Evaluation of a Once-Daily Vancomycin Regimen in an Outpatient Leukemia/Bone Marrow Transplant Clinic (OD-VANCO Study).
Can J Hosp Pharm. 2014 Jul;67(4):280-5
Authors: Luo C, Hussaini T, Lacaria K, Yeung J, Lau TT, Broady RC
BACKGROUND: The Leukemia/Bone Marrow Transplant Program of British Columbia manages patients with high-risk febrile neutropenia and those with non-neutropenic immunocompromised states in an outpatient clinic setting. Because the program treats outpatients only, once-daily administration of IV antibiotics is desirable. A high-dose, once-daily vancomycin nomogram was developed and implemented as part of the antibiotic treatment regimen.
OBJECTIVE: To determine if therapeutic vancomycin trough levels could be achieved with a high-dose, once-daily regimen in this outpatient setting.

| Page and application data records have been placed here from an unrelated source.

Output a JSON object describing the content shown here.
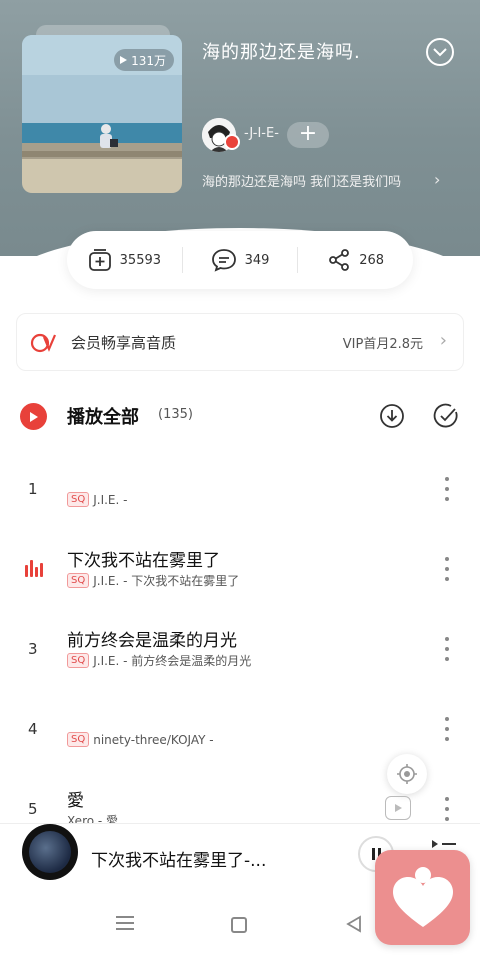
{
  "header": {
    "play_count": "131万",
    "title": "海的那边还是海吗.",
    "creator_name": "-J-I-E-",
    "follow_label": "+",
    "description": "海的那边还是海吗 我们还是我们吗"
  },
  "actions": {
    "collect_count": "35593",
    "comment_count": "349",
    "share_count": "268"
  },
  "vip": {
    "text": "会员畅享高音质",
    "offer": "VIP首月2.8元"
  },
  "play_all": {
    "label": "播放全部",
    "count": "(135)"
  },
  "songs": [
    {
      "index": "1",
      "title": "",
      "quality": "SQ",
      "subtitle": "J.I.E. -"
    },
    {
      "index": "",
      "title": "下次我不站在雾里了",
      "quality": "SQ",
      "subtitle": "J.I.E. - 下次我不站在雾里了",
      "playing": true
    },
    {
      "index": "3",
      "title": "前方终会是温柔的月光",
      "quality": "SQ",
      "subtitle": "J.I.E. - 前方终会是温柔的月光"
    },
    {
      "index": "4",
      "title": "",
      "quality": "SQ",
      "subtitle": "ninety-three/KOJAY -"
    },
    {
      "index": "5",
      "title": "愛",
      "quality": "",
      "subtitle": "Xero - 愛"
    }
  ],
  "mini_player": {
    "title": "下次我不站在雾里了-..."
  },
  "colors": {
    "accent": "#e8413a",
    "header_bg": "#84959a",
    "heart_bg": "#ec8f8f"
  }
}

METHODS: A prospective, single-centre, observational cohort study was conducted over a 7-month period. Outpatients in the Leukemia/Bone Marrow Transplant Program were started on IV vancomycin with the high-dose, once-daily vancomycin nomogram, and outcomes were assessed.
RESULTS: Of 48 outpatients treated over the 7-month period, 10 (21%) had therapeutic vancomycin trough concentrations (i.e., greater than 10 mg/L). Thirty-five (90%) of the 39 patients with suspected clinical infection experienced clinical cure, and 6 (67%) of the 9 patients with documented microbiological infection experienced microbiological cure. Thirty (62%) of the 48 patients experienced symptoms of "red man syndrome", and 7 (15%) experienced some degree of nephrotoxicity. Two of 3 patients with laboratory-reported minimum inhibitory concentration (MIC) for identified pathogens had a calculated area under the curve to MIC ratio greater than or equal to 400.
CONCLUSION: The high-dose, once-daily vancomycin nomogram was effective in attaining trough levels greater than 10 mg/L in only 21% of patients in this study. A substantial number of adverse drug reactions were observed. Given these results, high-dose, once-daily vancomycin is no longer recommended for outpatient therapy.
PMID: 25214659 [PubMed]